Top of Source material

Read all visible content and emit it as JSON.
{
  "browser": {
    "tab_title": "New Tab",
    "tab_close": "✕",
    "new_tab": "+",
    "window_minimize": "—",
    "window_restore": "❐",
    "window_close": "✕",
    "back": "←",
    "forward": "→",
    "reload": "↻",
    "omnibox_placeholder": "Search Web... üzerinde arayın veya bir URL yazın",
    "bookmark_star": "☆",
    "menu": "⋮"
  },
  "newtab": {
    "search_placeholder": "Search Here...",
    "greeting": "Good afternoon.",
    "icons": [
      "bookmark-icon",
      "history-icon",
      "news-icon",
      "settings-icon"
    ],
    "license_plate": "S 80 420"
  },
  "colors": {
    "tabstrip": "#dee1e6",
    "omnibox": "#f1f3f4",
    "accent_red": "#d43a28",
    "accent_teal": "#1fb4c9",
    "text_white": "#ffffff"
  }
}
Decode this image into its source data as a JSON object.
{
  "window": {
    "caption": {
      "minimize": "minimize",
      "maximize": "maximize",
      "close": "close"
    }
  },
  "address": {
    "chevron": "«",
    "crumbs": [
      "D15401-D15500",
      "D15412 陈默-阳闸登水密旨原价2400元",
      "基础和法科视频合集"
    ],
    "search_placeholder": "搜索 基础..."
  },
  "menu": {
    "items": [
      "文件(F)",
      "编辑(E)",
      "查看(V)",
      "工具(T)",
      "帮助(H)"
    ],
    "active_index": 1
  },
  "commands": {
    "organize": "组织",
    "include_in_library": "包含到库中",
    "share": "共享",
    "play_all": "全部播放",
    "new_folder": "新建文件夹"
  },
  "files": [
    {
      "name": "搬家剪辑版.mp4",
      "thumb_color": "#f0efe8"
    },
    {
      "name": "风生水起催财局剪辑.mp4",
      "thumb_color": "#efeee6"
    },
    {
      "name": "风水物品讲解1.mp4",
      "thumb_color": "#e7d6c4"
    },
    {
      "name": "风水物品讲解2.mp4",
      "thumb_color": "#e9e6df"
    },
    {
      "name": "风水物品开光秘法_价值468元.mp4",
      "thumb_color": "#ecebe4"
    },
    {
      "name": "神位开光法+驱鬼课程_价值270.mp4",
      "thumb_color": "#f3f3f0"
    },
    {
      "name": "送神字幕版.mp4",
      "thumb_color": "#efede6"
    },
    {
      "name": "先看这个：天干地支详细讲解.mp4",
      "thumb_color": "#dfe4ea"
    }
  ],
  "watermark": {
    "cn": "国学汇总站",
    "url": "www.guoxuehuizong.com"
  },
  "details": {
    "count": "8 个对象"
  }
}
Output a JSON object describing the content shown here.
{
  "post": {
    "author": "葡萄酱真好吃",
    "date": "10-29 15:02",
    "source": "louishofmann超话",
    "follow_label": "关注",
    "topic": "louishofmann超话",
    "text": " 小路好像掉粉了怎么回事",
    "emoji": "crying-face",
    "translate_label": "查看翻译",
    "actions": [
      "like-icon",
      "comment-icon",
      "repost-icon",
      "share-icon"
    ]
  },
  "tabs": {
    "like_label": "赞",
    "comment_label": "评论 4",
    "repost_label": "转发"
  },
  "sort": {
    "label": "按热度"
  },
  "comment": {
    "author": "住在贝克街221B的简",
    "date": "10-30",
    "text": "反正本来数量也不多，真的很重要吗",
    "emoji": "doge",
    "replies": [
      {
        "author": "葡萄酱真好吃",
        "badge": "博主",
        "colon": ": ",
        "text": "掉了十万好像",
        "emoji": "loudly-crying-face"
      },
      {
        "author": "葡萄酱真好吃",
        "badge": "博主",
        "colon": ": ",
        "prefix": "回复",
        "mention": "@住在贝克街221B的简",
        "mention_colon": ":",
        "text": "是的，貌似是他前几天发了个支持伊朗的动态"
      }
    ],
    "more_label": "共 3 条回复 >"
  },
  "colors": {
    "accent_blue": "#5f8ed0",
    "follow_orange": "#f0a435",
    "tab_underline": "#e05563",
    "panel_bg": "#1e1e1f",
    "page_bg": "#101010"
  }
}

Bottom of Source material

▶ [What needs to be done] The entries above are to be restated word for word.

▶ [Written reply]
Read all visible content and emit it as JSON.
{
  "browser": {
    "tab_title": "New Tab",
    "tab_close": "✕",
    "new_tab": "+",
    "window_minimize": "—",
    "window_restore": "❐",
    "window_close": "✕",
    "back": "←",
    "forward": "→",
    "reload": "↻",
    "omnibox_placeholder": "Search Web... üzerinde arayın veya bir URL yazın",
    "bookmark_star": "☆",
    "menu": "⋮"
  },
  "newtab": {
    "search_placeholder": "Search Here...",
    "greeting": "Good afternoon.",
    "icons": [
      "bookmark-icon",
      "history-icon",
      "news-icon",
      "settings-icon"
    ],
    "license_plate": "S 80 420"
  },
  "colors": {
    "tabstrip": "#dee1e6",
    "omnibox": "#f1f3f4",
    "accent_red": "#d43a28",
    "accent_teal": "#1fb4c9",
    "text_white": "#ffffff"
  }
}
Decode this image into its source data as a JSON object.
{
  "window": {
    "caption": {
      "minimize": "minimize",
      "maximize": "maximize",
      "close": "close"
    }
  },
  "address": {
    "chevron": "«",
    "crumbs": [
      "D15401-D15500",
      "D15412 陈默-阳闸登水密旨原价2400元",
      "基础和法科视频合集"
    ],
    "search_placeholder": "搜索 基础..."
  },
  "menu": {
    "items": [
      "文件(F)",
      "编辑(E)",
      "查看(V)",
      "工具(T)",
      "帮助(H)"
    ],
    "active_index": 1
  },
  "commands": {
    "organize": "组织",
    "include_in_library": "包含到库中",
    "share": "共享",
    "play_all": "全部播放",
    "new_folder": "新建文件夹"
  },
  "files": [
    {
      "name": "搬家剪辑版.mp4",
      "thumb_color": "#f0efe8"
    },
    {
      "name": "风生水起催财局剪辑.mp4",
      "thumb_color": "#efeee6"
    },
    {
      "name": "风水物品讲解1.mp4",
      "thumb_color": "#e7d6c4"
    },
    {
      "name": "风水物品讲解2.mp4",
      "thumb_color": "#e9e6df"
    },
    {
      "name": "风水物品开光秘法_价值468元.mp4",
      "thumb_color": "#ecebe4"
    },
    {
      "name": "神位开光法+驱鬼课程_价值270.mp4",
      "thumb_color": "#f3f3f0"
    },
    {
      "name": "送神字幕版.mp4",
      "thumb_color": "#efede6"
    },
    {
      "name": "先看这个：天干地支详细讲解.mp4",
      "thumb_color": "#dfe4ea"
    }
  ],
  "watermark": {
    "cn": "国学汇总站",
    "url": "www.guoxuehuizong.com"
  },
  "details": {
    "count": "8 个对象"
  }
}
Output a JSON object describing the content shown here.
{
  "post": {
    "author": "葡萄酱真好吃",
    "date": "10-29 15:02",
    "source": "louishofmann超话",
    "follow_label": "关注",
    "topic": "louishofmann超话",
    "text": " 小路好像掉粉了怎么回事",
    "emoji": "crying-face",
    "translate_label": "查看翻译",
    "actions": [
      "like-icon",
      "comment-icon",
      "repost-icon",
      "share-icon"
    ]
  },
  "tabs": {
    "like_label": "赞",
    "comment_label": "评论 4",
    "repost_label": "转发"
  },
  "sort": {
    "label": "按热度"
  },
  "comment": {
    "author": "住在贝克街221B的简",
    "date": "10-30",
    "text": "反正本来数量也不多，真的很重要吗",
    "emoji": "doge",
    "replies": [
      {
        "author": "葡萄酱真好吃",
        "badge": "博主",
        "colon": ": ",
        "text": "掉了十万好像",
        "emoji": "loudly-crying-face"
      },
      {
        "author": "葡萄酱真好吃",
        "badge": "博主",
        "colon": ": ",
        "prefix": "回复",
        "mention": "@住在贝克街221B的简",
        "mention_colon": ":",
        "text": "是的，貌似是他前几天发了个支持伊朗的动态"
      }
    ],
    "more_label": "共 3 条回复 >"
  },
  "colors": {
    "accent_blue": "#5f8ed0",
    "follow_orange": "#f0a435",
    "tab_underline": "#e05563",
    "panel_bg": "#1e1e1f",
    "page_bg": "#101010"
  }
}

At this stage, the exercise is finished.